First though, what are we doing and why? Schools are being asked to do more than ever, with fewer resources than ever. We don’t mind stepping up. It’s a national crisis, and we’re important civic institutions. But it’s hard. We are trying to teach online lessons, care for vulnerable children in school, deliver meals whilst vouchers still don’t work, check in with at-risk children at home, etc. This is at a time when many of our colleagues have caring responsibilities at home, are looking after ill relatives, or are unwell themselves. Teachers are stepping up more than ever before.

When Teacher Tapp asked teachers what would most help them help pupils, two thirds of them said two things: an online resource hub, and devices for pupils to be able to access these. At the start of the Easter holiday a group of teachers came together to try and set up that online hub. We talked about the idea on Monday 6th, we knew it needed to launch on Monday 20th, and there was the Easter Bank Holiday in the middle. This was going to be tight.

Tight timing meant we couldn’t do everything we wanted to do. As such, there are a number of things wrong with what we’ve done. Rather than pretend we got it all right and wait for people to stumble upon the problems, I want to be upfront about them.
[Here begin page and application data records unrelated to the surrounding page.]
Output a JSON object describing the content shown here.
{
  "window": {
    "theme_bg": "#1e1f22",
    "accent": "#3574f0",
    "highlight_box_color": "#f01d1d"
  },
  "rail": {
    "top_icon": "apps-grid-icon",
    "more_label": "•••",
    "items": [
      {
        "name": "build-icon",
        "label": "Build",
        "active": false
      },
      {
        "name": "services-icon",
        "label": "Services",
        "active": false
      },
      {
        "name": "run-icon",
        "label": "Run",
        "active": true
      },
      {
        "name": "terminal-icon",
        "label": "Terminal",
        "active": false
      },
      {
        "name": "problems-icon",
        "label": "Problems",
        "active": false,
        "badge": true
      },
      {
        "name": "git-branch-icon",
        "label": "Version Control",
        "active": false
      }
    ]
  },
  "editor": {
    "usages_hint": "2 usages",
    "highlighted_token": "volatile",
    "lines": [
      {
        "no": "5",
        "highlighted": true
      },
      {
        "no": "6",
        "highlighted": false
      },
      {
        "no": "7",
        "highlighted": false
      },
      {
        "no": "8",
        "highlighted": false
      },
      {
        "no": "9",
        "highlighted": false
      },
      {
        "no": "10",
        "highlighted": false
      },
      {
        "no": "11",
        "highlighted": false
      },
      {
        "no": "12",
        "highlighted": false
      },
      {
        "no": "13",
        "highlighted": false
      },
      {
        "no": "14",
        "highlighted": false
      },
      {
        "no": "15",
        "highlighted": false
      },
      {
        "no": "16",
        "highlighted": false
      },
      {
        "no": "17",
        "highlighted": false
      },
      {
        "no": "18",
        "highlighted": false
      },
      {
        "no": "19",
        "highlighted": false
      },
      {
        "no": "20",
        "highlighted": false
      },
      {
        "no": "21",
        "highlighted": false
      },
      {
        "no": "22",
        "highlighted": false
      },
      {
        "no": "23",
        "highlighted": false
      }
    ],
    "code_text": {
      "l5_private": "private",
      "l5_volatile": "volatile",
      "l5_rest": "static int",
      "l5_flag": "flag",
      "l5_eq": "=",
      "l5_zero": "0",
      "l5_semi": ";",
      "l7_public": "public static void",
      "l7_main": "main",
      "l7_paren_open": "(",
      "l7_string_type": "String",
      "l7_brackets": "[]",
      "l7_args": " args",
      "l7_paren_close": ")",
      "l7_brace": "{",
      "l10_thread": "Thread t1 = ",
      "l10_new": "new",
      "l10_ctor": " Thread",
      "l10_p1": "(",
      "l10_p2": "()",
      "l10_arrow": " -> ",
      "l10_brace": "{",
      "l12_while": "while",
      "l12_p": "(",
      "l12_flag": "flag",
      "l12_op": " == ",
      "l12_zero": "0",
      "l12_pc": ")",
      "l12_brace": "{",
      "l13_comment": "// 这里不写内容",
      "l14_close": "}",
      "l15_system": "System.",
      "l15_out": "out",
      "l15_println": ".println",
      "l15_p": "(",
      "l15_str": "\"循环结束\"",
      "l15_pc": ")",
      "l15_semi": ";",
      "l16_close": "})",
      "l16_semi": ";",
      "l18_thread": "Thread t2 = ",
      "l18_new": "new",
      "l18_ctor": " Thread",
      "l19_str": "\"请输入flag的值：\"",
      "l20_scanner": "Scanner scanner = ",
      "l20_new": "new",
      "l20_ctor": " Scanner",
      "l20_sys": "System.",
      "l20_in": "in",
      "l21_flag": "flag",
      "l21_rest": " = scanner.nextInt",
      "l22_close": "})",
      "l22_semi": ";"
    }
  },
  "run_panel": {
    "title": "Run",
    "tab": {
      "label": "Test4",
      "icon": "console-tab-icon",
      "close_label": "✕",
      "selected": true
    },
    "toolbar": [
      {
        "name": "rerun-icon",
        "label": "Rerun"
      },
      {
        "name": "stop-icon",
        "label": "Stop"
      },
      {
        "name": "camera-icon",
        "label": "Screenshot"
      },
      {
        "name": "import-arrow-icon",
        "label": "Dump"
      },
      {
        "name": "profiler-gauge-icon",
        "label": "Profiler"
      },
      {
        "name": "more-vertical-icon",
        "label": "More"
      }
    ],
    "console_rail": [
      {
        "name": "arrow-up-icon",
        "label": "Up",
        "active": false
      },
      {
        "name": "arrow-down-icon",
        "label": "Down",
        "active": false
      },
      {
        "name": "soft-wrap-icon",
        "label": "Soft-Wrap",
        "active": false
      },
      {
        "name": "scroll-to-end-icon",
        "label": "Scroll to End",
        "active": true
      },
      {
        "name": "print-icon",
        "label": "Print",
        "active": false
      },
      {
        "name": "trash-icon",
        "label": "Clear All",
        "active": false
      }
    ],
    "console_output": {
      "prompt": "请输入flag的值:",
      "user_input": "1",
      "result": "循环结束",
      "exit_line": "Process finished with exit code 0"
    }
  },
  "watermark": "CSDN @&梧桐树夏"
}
Here’s what’s wrong with the Oak National Academy.

1. Our mainstream curriculum isn’t broad enough

We don’t yet teach Music, DT, PE, Computing, Citizenship or PSHE (and many more). We don’t teach any KS4 options except MFL. Our Year 10 curriculum doesn’t have separate tracks for Foundation and Higher tiers in Maths, Science or MFL. Nobody would ever consider opening a school with these gaps, and I’d never pretend it is right to have these holes in a curriculum. We just couldn’t get all of this done in six working days. The “yet” at the start of this paragraph was intentional – this needs to change, and it will.

2. Our specialist curriculum isn’t up and running yet

There is nothing on Oak yet for children who usually attend specialist settings, and so may need either or both of an alternative curricula offer and a therapeutic offer. These children need education as much as anyone else, and their schools are likely under more pressure than many mainstream schools. We are working on a specialist curriculum, and hope to have this up as soon as possible.

3. We don’t have anything on wellbeing

We knew from the start that there was no way Oak could replace a school. We make and host online lessons. We don’t have relationships with children, and it would make no sense to pretend we are more than what we are. We’re not in children’s communities and don’t know their situations. We’re not the right people to try and support their wellbeing – only their schools can do this. Our hope is that if we can make life a little bit easier for teachers then it will free up time for them to support their pupils’ wellbeing without burning themselves out.

4. This isn’t going to change the world

I think we’ve come to expect that any new thing, especially any new thing that involves technology, believes it’s going to change the world. Every tech unicorn has a mission statement about revolutionising things. Oak won’t change the world. It’s not supposed to revolutionise teaching. We just want to make life a little bit easier during one of the most difficult periods in our lifetimes. If we can do that, then it’s mission accomplished.

This blog first appeared on David Thomas' blog on April 19, 2020.